_Problem to solve:_ Word for word, give the entries back.

--- Source material Enclosed Below ---

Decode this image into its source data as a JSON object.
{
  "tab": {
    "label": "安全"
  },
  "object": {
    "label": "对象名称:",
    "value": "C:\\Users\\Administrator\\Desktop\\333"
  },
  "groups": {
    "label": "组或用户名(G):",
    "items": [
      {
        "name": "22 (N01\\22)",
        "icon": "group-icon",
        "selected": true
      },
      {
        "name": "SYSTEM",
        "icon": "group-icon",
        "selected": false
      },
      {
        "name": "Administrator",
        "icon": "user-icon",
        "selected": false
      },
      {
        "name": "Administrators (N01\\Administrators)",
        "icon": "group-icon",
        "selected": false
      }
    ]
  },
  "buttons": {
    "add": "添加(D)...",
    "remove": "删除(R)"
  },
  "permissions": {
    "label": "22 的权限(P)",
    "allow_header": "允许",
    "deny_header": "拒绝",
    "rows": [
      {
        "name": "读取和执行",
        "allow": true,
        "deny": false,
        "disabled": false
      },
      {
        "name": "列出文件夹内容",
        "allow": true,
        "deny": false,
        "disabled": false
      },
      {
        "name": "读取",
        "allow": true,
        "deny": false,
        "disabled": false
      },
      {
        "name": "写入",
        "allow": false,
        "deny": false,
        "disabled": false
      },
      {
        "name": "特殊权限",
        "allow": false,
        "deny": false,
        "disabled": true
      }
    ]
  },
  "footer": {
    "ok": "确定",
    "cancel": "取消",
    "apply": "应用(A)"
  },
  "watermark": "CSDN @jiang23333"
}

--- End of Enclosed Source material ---

_Exercise result:_
Decode this image into its source data as a JSON object.
{
  "tab": {
    "label": "安全"
  },
  "object": {
    "label": "对象名称:",
    "value": "C:\\Users\\Administrator\\Desktop\\333"
  },
  "groups": {
    "label": "组或用户名(G):",
    "items": [
      {
        "name": "22 (N01\\22)",
        "icon": "group-icon",
        "selected": true
      },
      {
        "name": "SYSTEM",
        "icon": "group-icon",
        "selected": false
      },
      {
        "name": "Administrator",
        "icon": "user-icon",
        "selected": false
      },
      {
        "name": "Administrators (N01\\Administrators)",
        "icon": "group-icon",
        "selected": false
      }
    ]
  },
  "buttons": {
    "add": "添加(D)...",
    "remove": "删除(R)"
  },
  "permissions": {
    "label": "22 的权限(P)",
    "allow_header": "允许",
    "deny_header": "拒绝",
    "rows": [
      {
        "name": "读取和执行",
        "allow": true,
        "deny": false,
        "disabled": false
      },
      {
        "name": "列出文件夹内容",
        "allow": true,
        "deny": false,
        "disabled": false
      },
      {
        "name": "读取",
        "allow": true,
        "deny": false,
        "disabled": false
      },
      {
        "name": "写入",
        "allow": false,
        "deny": false,
        "disabled": false
      },
      {
        "name": "特殊权限",
        "allow": false,
        "deny": false,
        "disabled": true
      }
    ]
  },
  "footer": {
    "ok": "确定",
    "cancel": "取消",
    "apply": "应用(A)"
  },
  "watermark": "CSDN @jiang23333"
}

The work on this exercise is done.